### [WHAT IS EXPECTED]
From the data below, report how many lines contain the word "main", giving the number and nothing else.
+++
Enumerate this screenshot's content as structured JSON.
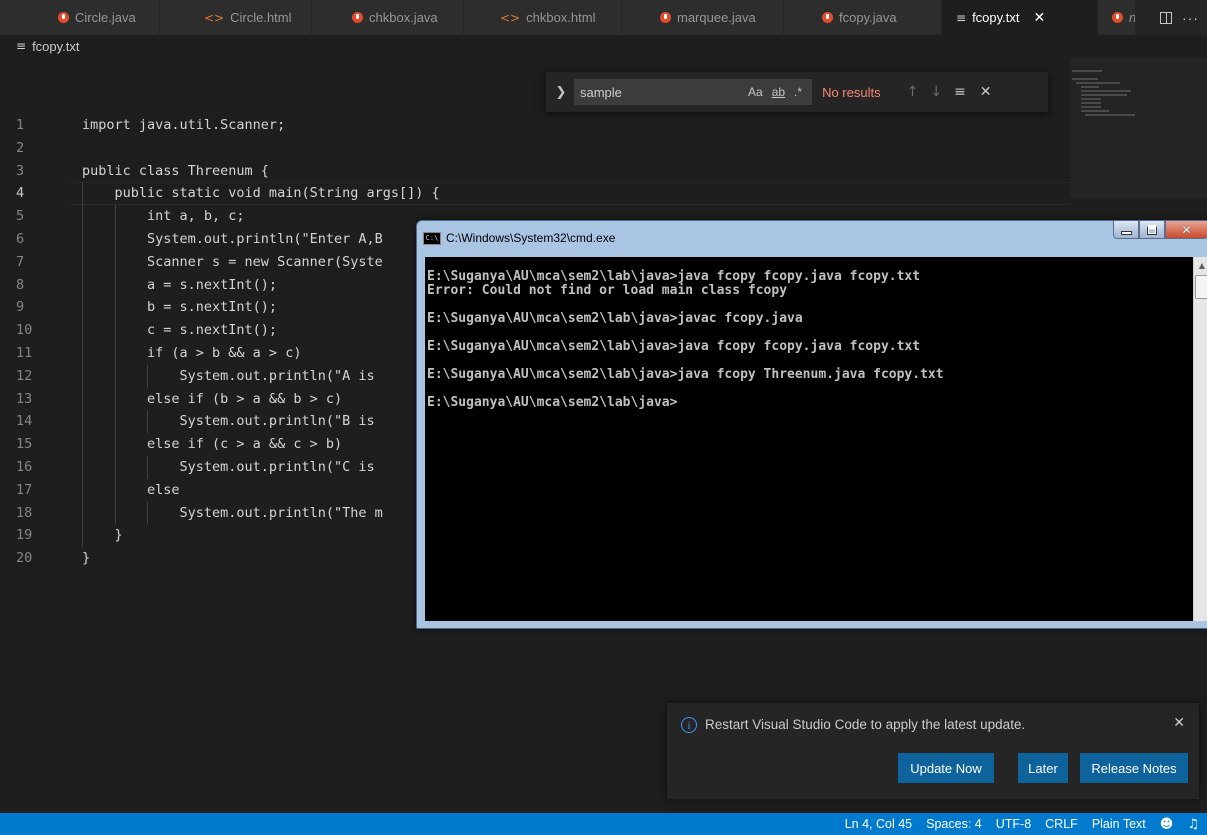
{
  "tabs": [
    {
      "label": "Circle.java",
      "icon": "java-icon"
    },
    {
      "label": "Circle.html",
      "icon": "html-icon"
    },
    {
      "label": "chkbox.java",
      "icon": "java-icon"
    },
    {
      "label": "chkbox.html",
      "icon": "html-icon"
    },
    {
      "label": "marquee.java",
      "icon": "java-icon"
    },
    {
      "label": "fcopy.java",
      "icon": "java-icon"
    },
    {
      "label": "fcopy.txt",
      "icon": "text-file-icon",
      "active": true
    },
    {
      "label": "n",
      "icon": "java-icon"
    }
  ],
  "breadcrumb": "fcopy.txt",
  "find": {
    "query": "sample",
    "match_case": "Aa",
    "whole_word": "ab",
    "regex": ".*",
    "results": "No results"
  },
  "editor": {
    "lines": [
      {
        "n": "1",
        "text": "import java.util.Scanner;"
      },
      {
        "n": "2",
        "text": ""
      },
      {
        "n": "3",
        "text": "public class Threenum {"
      },
      {
        "n": "4",
        "text": "    public static void main(String args[]) {"
      },
      {
        "n": "5",
        "text": "        int a, b, c;"
      },
      {
        "n": "6",
        "text": "        System.out.println(\"Enter A,B"
      },
      {
        "n": "7",
        "text": "        Scanner s = new Scanner(Syste"
      },
      {
        "n": "8",
        "text": "        a = s.nextInt();"
      },
      {
        "n": "9",
        "text": "        b = s.nextInt();"
      },
      {
        "n": "10",
        "text": "        c = s.nextInt();"
      },
      {
        "n": "11",
        "text": "        if (a > b && a > c)"
      },
      {
        "n": "12",
        "text": "            System.out.println(\"A is"
      },
      {
        "n": "13",
        "text": "        else if (b > a && b > c)"
      },
      {
        "n": "14",
        "text": "            System.out.println(\"B is"
      },
      {
        "n": "15",
        "text": "        else if (c > a && c > b)"
      },
      {
        "n": "16",
        "text": "            System.out.println(\"C is"
      },
      {
        "n": "17",
        "text": "        else"
      },
      {
        "n": "18",
        "text": "            System.out.println(\"The m"
      },
      {
        "n": "19",
        "text": "    }"
      },
      {
        "n": "20",
        "text": "}"
      }
    ]
  },
  "cmd": {
    "title": "C:\\Windows\\System32\\cmd.exe",
    "icon_text": "C:\\",
    "output": "E:\\Suganya\\AU\\mca\\sem2\\lab\\java>java fcopy fcopy.java fcopy.txt\nError: Could not find or load main class fcopy\n\nE:\\Suganya\\AU\\mca\\sem2\\lab\\java>javac fcopy.java\n\nE:\\Suganya\\AU\\mca\\sem2\\lab\\java>java fcopy fcopy.java fcopy.txt\n\nE:\\Suganya\\AU\\mca\\sem2\\lab\\java>java fcopy Threenum.java fcopy.txt\n\nE:\\Suganya\\AU\\mca\\sem2\\lab\\java>"
  },
  "notification": {
    "message": "Restart Visual Studio Code to apply the latest update.",
    "buttons": [
      "Update Now",
      "Later",
      "Release Notes"
    ]
  },
  "status": {
    "position": "Ln 4, Col 45",
    "spaces": "Spaces: 4",
    "encoding": "UTF-8",
    "eol": "CRLF",
    "language": "Plain Text"
  },
  "colors": {
    "accent": "#007acc",
    "button": "#0e639c",
    "no_results": "#f48771",
    "java_icon": "#e34c2a",
    "html_icon": "#e37933"
  }
}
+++
### [ANSWER TO THIS TASK]
2